We hear trucks whiz by on the other line. Andy McIlwain’s sitting in a Toronto coffee shop to chat with us about working on content and community for GoDaddy Pro. Being Canadian he apologies for the noise that he didn’t cause. All in all, Andy seems like a genuine guy that you’d want to sip a fizzy beverage with.
Based in Arizona, GoDaddy is one of the biggest and best-known companies for domains and web hosting companies. When the company recruited Andy two years ago, they agreed to let him stay in Toronto to work remotely.
What surprised us about Andy’s journey is how he more or less stumbled into it. After studying advertising in college, he volunteered extensively at WordCamps, WordPress’s community-organized events and got in with web developers and learned the trade. When GoDaddy was looking for someone with both community building and web experience, Andy was their guy.

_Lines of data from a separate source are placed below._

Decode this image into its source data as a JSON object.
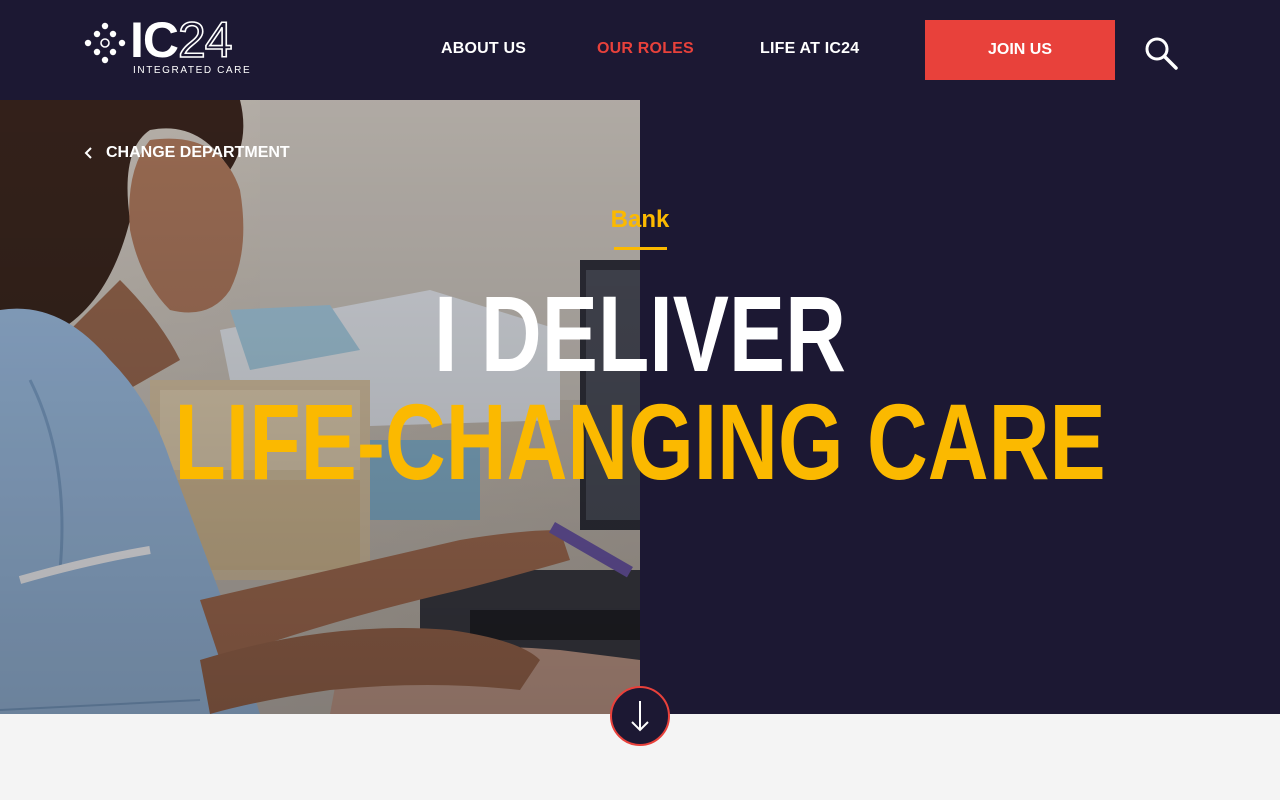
{
  "logo": {
    "main": "IC",
    "number": "24",
    "sub": "INTEGRATED CARE"
  },
  "nav": {
    "about": "ABOUT US",
    "roles": "OUR ROLES",
    "life": "LIFE AT IC24",
    "join": "JOIN US"
  },
  "hero": {
    "back_link": "CHANGE DEPARTMENT",
    "department": "Bank",
    "headline_line1": "I DELIVER",
    "headline_line2": "LIFE-CHANGING CARE"
  },
  "colors": {
    "navy": "#1c1833",
    "accent_red": "#e8413b",
    "accent_yellow": "#fbb900"
  },
  "icons": [
    "logo-dots-icon",
    "search-icon",
    "chevron-left-icon",
    "arrow-down-icon"
  ]
}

Now he’s responsible for GoDaddy’s Pro community, with thousands of members worldwide, primarily independent web designers and developers. Pro members get access to exclusive forums, client management tools, and discounts on GoDaddy products, all for free.
It isn’t hard to see why the company invests heavily in this community. Imagine you’re starting a company and need a website. You hire a web designer. Your web designer says you need “hosting.” You smile politely, unsure what that is. Seeing the bewildered look in your eyes, she recommends you go with GoDaddy because it’s been around for a long time, is competitively priced, and is user friendly. You now say, “Sure, I trust you!” Thanks to this web designer, GoDaddy has a new customer.
No surprise then that GoDaddy takes seriously what its Pro community members have to say. The Product developers often works directly with them to get a stream of feedback. Through his work on the GoDaddy blog and with other community teams, Andy uses both Q&A interviews and informal roundtables to dig deeper into the Pro experience.
Whether it’s to identify improvements to core web services, or planning new blog posts, Andy’s job is to understand pain points web designers and developers experience. From these pain points Andy comes to understand who they are, how they build their businesses, and what their challenges are.
He tells us that the content that gets the most uptake falls into one of two categories. The first is individual stories of Pros and their projects, roadblocks, and landmark successes. The second is resources that Pros can use immediately, such as cheat sheets, reference guides, and templates.
Andy’s advice for readers is to not rush things when starting out. While there’s bound to be pressure to build a massive community quickly, quality matters, so focusing on building an engaged community who you have great relationships with is far better than a large but indifferent group.
When he was first launching the Pro community Andy had a list of 400 prospects. He reached out to every single one of those 400 people with customized emails. While only a fraction agreed to be part of the Pro community from the outset, those that said “yes” had a direct and personal connection to Andy that he maintains to this day.
Building relationships one-on-one has been the most effective form of outreach for Andy. He points out to us that people are often pleasantly taken aback when someone from a large company like GoDaddy reaches out personally, knows their name, and shows they genuinely are interested in what they think.
While GoDaddy’s Pro community continues to grow, Andy still has a Rolodex of individuals that he can call in a cinch for feedback. This kind of success doesn’t happen overnight, but the patience is worth it. His parting advice: Be honest. Be human.